Kriminalgeschichte, 42

Below, abridged translation from the first
volume of Karlheinz Deschner’s Kriminalgeschichte
des Christentums
(Criminal History of Christianity)

Solidus of Valentinian I

Rivers of blood under the Catholic Valentinian I
The Catholic Valentinian I (364-375), who resided frequently in Milan and Trier, born in 321 in Cibalae, an important military post in Pannonia, was blond and blue-eyed, diligent, daring and cunning. Officer of the personal guard of Julian, and of forty-three years of age at the time of accessing the throne, he cared little about the dogmas or the disputes of the clergy. But he restored the privileges of the clergy created by Constantine and forbade Christians to be condemned to fight as gladiators. As a puritan Catholic he was, he sanctioned adultery with the death penalty and he himself was a faithful husband (at least with his second wife, Justina, younger than the first).
In a law of November of 364, the emperor provided that judges and officials who had intentionally harmed Christians would be sentenced to death or confiscation of property. In contrast, both Valentinian and Valens were tolerant of the Jews and granted privileges to their theologians. In this way, Valentinian tolerated almost all the sects, and above all showed a surprising indulgence to Auxentius, the Arian bishop of Milan, although on the other hand he was the first Christian emperor to persecute the Manichaeans, arranging against them, in 372, the exile and confiscation of their places of worship; in 373 he made a bloodbath among the Donatists, who had rebelled…
Then the magister militum Theodosius, an Hispanic Catholic and father of the future emperor, was launched against [usurper] Firmus; twice he offered peace through several bishops, and many others broke his promise. The rebellious troops were put to the sword after surrendering, and they could consider themselves lucky those who were saved with only both hands cut. To those thus deceived they had no choice but to fight with the vigour of despair, from which resulted a terrible war, of an unusual cruelty, which ravaged all of North Africa. General Theodosius not only burned alive, or at least mutilated the soldiers who deserted, tired of fighting, but also practiced the tactic of scorched earth over vast territories and exterminated the Mauritanian tribes until he made hundreds of thousands of victims.

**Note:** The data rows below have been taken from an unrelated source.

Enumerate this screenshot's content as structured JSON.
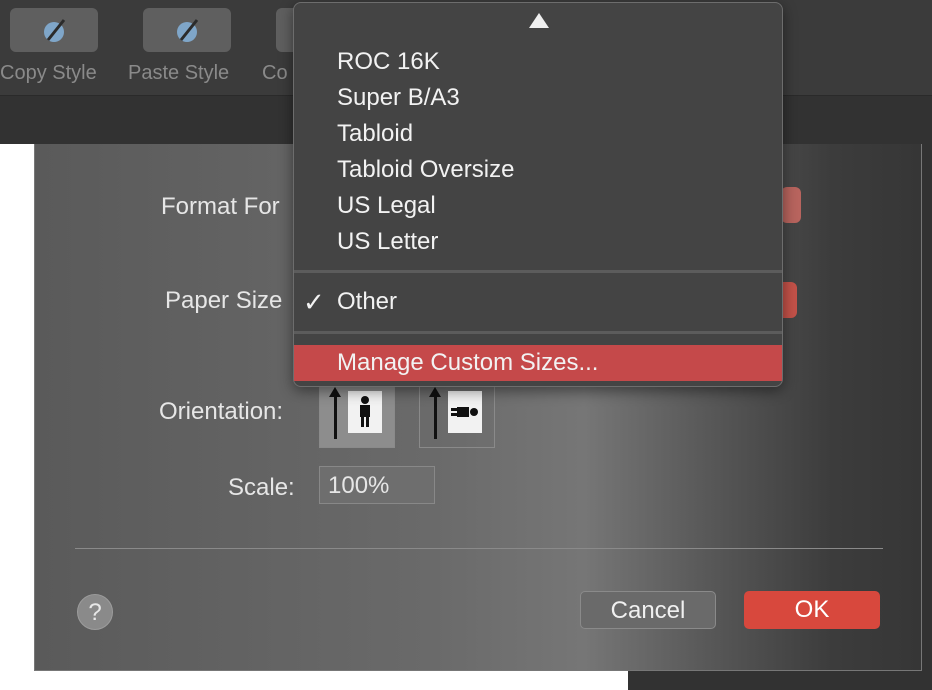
{
  "toolbar": {
    "buttons": [
      {
        "label": "Copy Style",
        "icon": "eyedropper-icon"
      },
      {
        "label": "Paste Style",
        "icon": "eyedropper-icon"
      },
      {
        "label": "Co",
        "icon": "unknown"
      }
    ]
  },
  "dialog": {
    "format_for_label": "Format For",
    "paper_size_label": "Paper Size",
    "orientation_label": "Orientation:",
    "scale_label": "Scale:",
    "scale_value": "100%",
    "help_label": "?",
    "cancel_label": "Cancel",
    "ok_label": "OK"
  },
  "paper_menu": {
    "items": [
      "ROC 16K",
      "Super B/A3",
      "Tabloid",
      "Tabloid Oversize",
      "US Legal",
      "US Letter"
    ],
    "selected": "Other",
    "check_mark": "✓",
    "manage": "Manage Custom Sizes..."
  },
  "colors": {
    "accent": "#d8483d",
    "highlight": "#c5494a",
    "menu_bg": "#444444"
  }
}
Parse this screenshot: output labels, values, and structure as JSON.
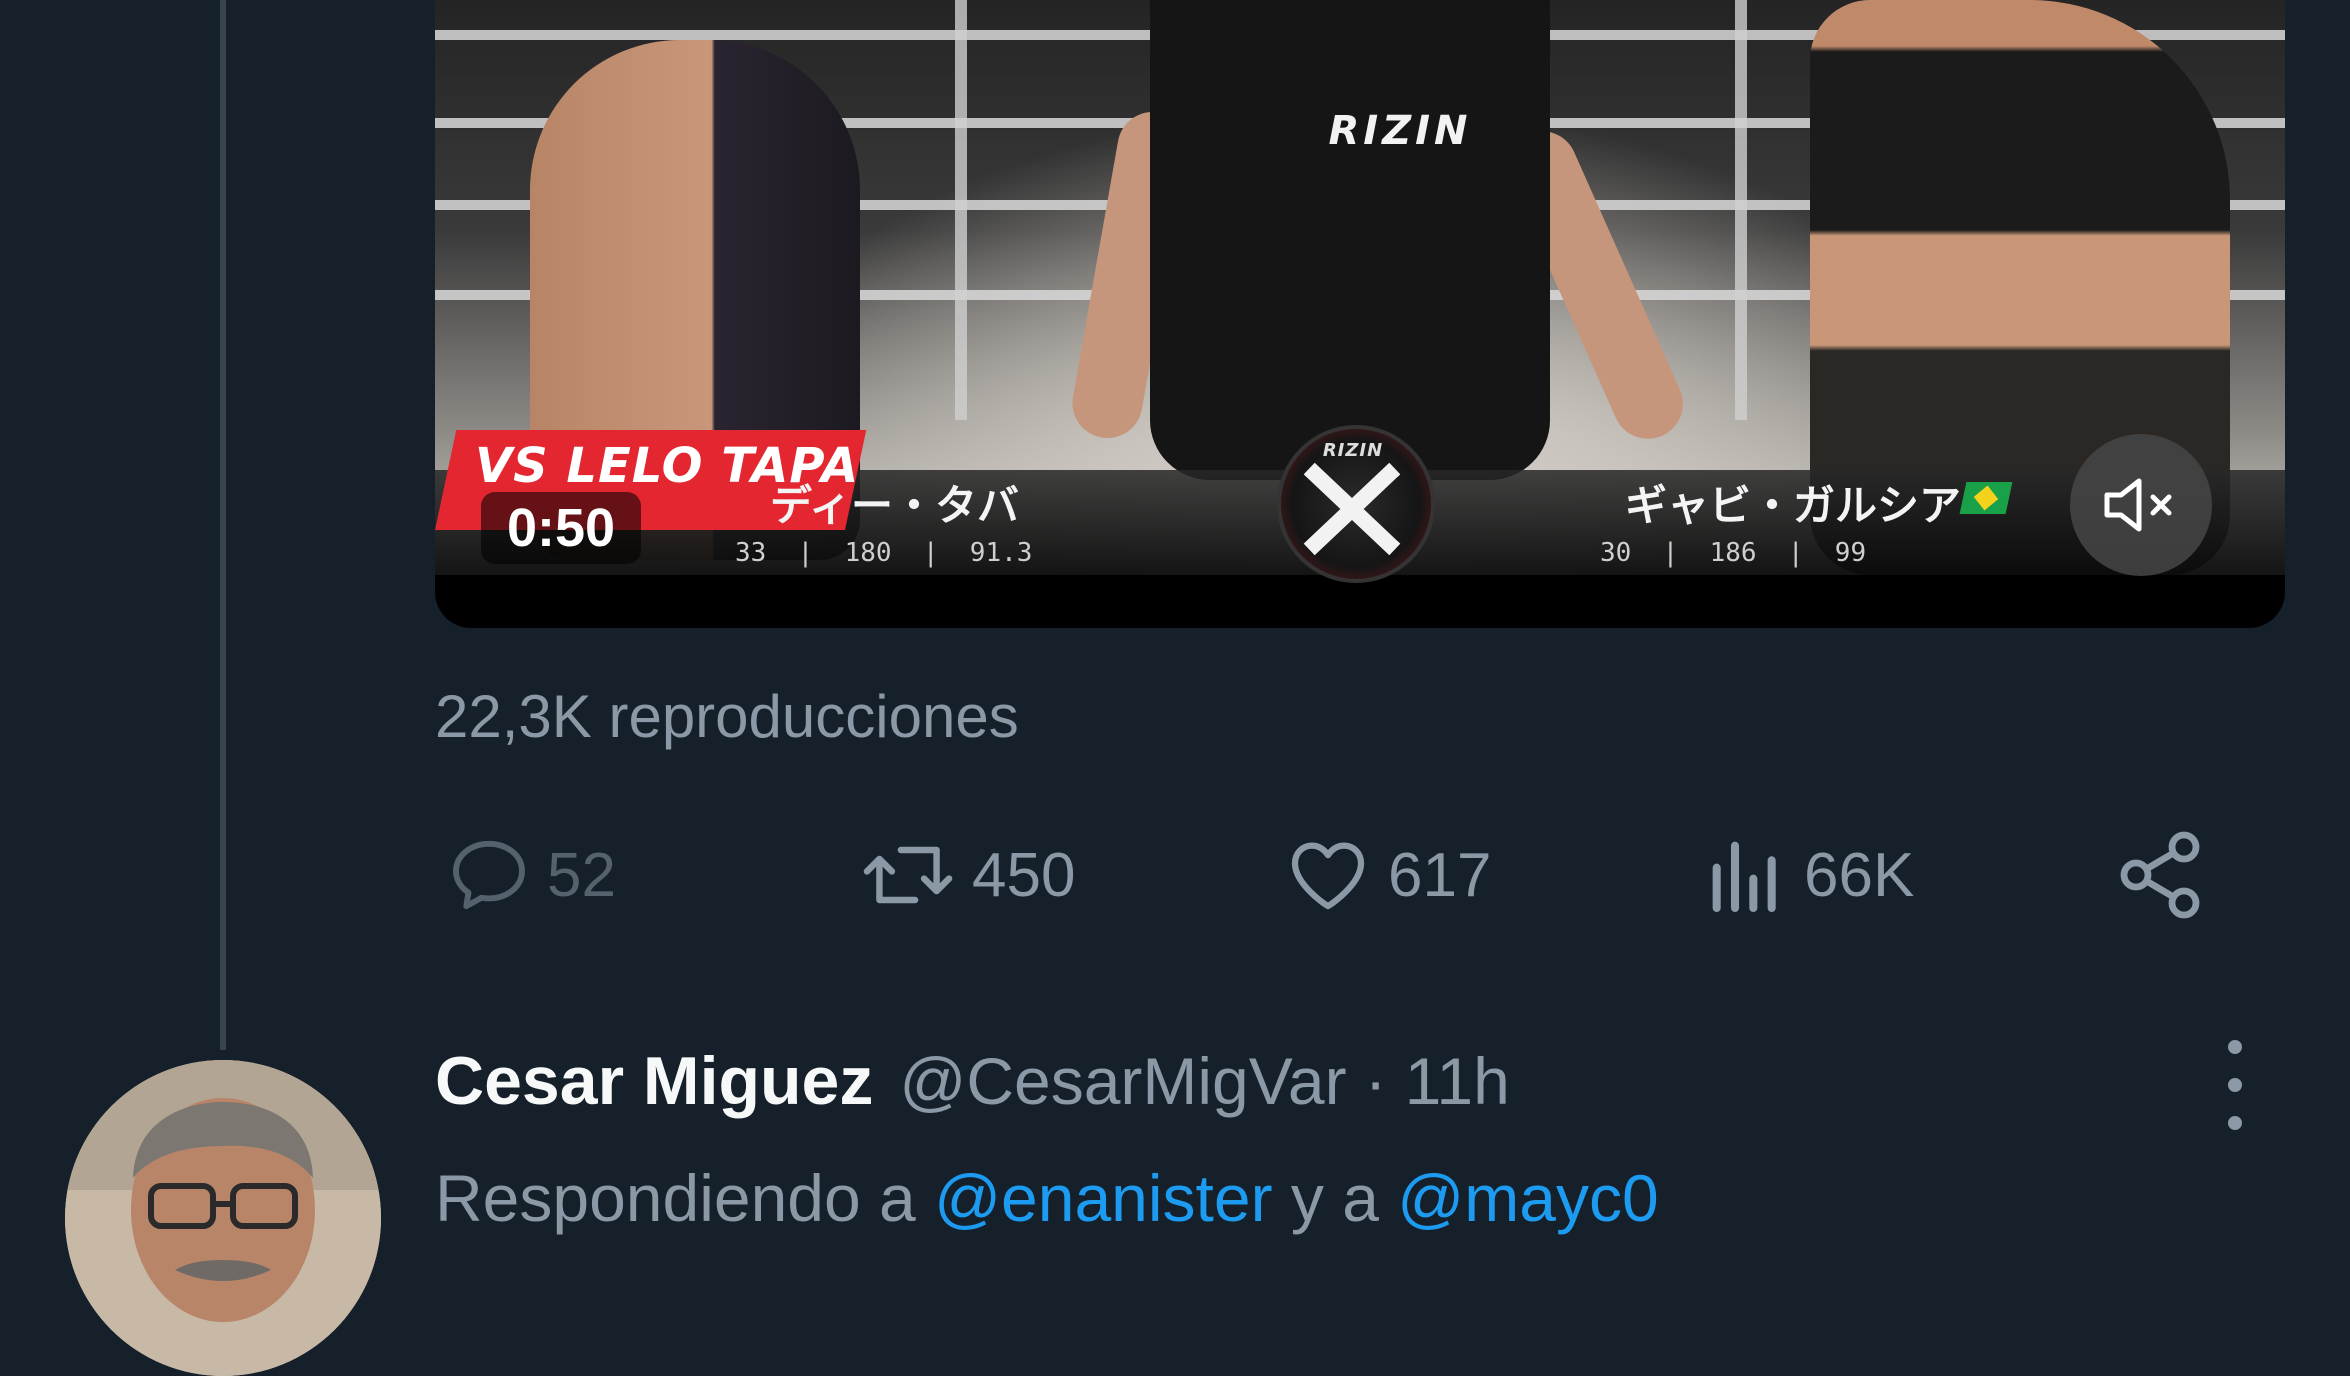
{
  "video": {
    "duration_remaining": "0:50",
    "promo_tag": "VS LELO TAPA",
    "fighter_left_name": "ディー・タバ",
    "fighter_right_name": "ギャビ・ガルシア",
    "fighter_left_stats": "33  |  180  |  91.3",
    "fighter_right_stats": "30  |  186  |  99",
    "brand_logo": "RIZIN",
    "vs_logo": "RIZIN",
    "mute_icon": "speaker-muted-icon"
  },
  "view_count": "22,3K reproducciones",
  "actions": {
    "replies": "52",
    "retweets": "450",
    "likes": "617",
    "views": "66K"
  },
  "reply_tweet": {
    "author_name": "Cesar Miguez",
    "author_handle": "@CesarMigVar",
    "separator": "·",
    "time": "11h",
    "replying_prefix": "Respondiendo a ",
    "mention_1": "@enanister",
    "joiner": " y a ",
    "mention_2": "@mayc0"
  },
  "colors": {
    "background": "#15202b",
    "muted_text": "#8b98a5",
    "accent": "#1d9bf0",
    "thread_line": "#38444d"
  }
}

Once the rebellion was crushed, the pope forbade the celebration of the Donatist cults.
Valentinian, in his capacity as a ‘convinced Christian’ (as Bigelmair, and even Joannou describe him), did not back down from the judicial crime against wizards, fortune-tellers and ‘sex offenders’. His motto: severity and not clemency is the mother of justice. His judges were instructed to proceed harshly, and the benignity of some provisions was more than compensated for by the lack of scruples of many of them. ‘The most elementary principles of justice were mocked by death sentences without proof, or founded on confessions taken away by torture’ (Nagí).
The emperor, the son of peasants, hated the old Roman nobility and had his houses searched for magic recipe books and love filters. Men and women of the best families were banished or executed, and their property confiscated. In his fits of rage, Valentinian ordered executions without blinking; minor faults were punished with the bonfire or the decapitation, the major ones with the death by torture. A page who during a hunting party had released the dogs too soon was whipped to death, and it was not an exceptional case. He never exercised his right of pardon.
The delinquents were sometimes thrown to two she-bears that the sovereign had in cages next to his bedroom. In recent times, Reinhold Weijenborg has tried to refute this anecdote referred to by Amianus by saying that ‘it cannot be true in its literal sense’. So a second reading has been invented, according to which those two cages would be the rooms of the empresses, Marina Severa and Justina.
Theodosius was a ‘great terror of the Saxons’ during the years 368 and 369. He pacified Britannia until the old wall of Adriano following imperial instructions. Theodosius also made frequent raids on the other side of the Rhine. He twice fought against the Alamanni, although during the second campaign they inflicted heavy losses, until their King Vithicab (whose father, Vadomar, had served the Romans in Julian’s time) was killed by some assassins sent by Valentinian. Theodosius also ravaged with the fire and the sword the territories of Franks and Quadics. In 370, he obtained from the Saxons a withdrawal by treaty, to then attack them with treachery and exterminate them.
Emperor Valentinian, who considered himself a peaceful person (a frequent error of perspective among his class and condition), died of a fit of rage. He was parleying with poor Quadics whose king Gabinus, Marcellianus had invited in 374 in his dux Valeriae to assassinate him with a stab in the back during a banquet (see the murder of the king of the Alamanni, which we have just recounted), when having mounted in anger his face became congested, purple, and fell as if struck by lightning. Valentinian had a vomit of blood and died immediately, on November 17 of the year 375, in the border city of Brigetio, being buried in Constantinople.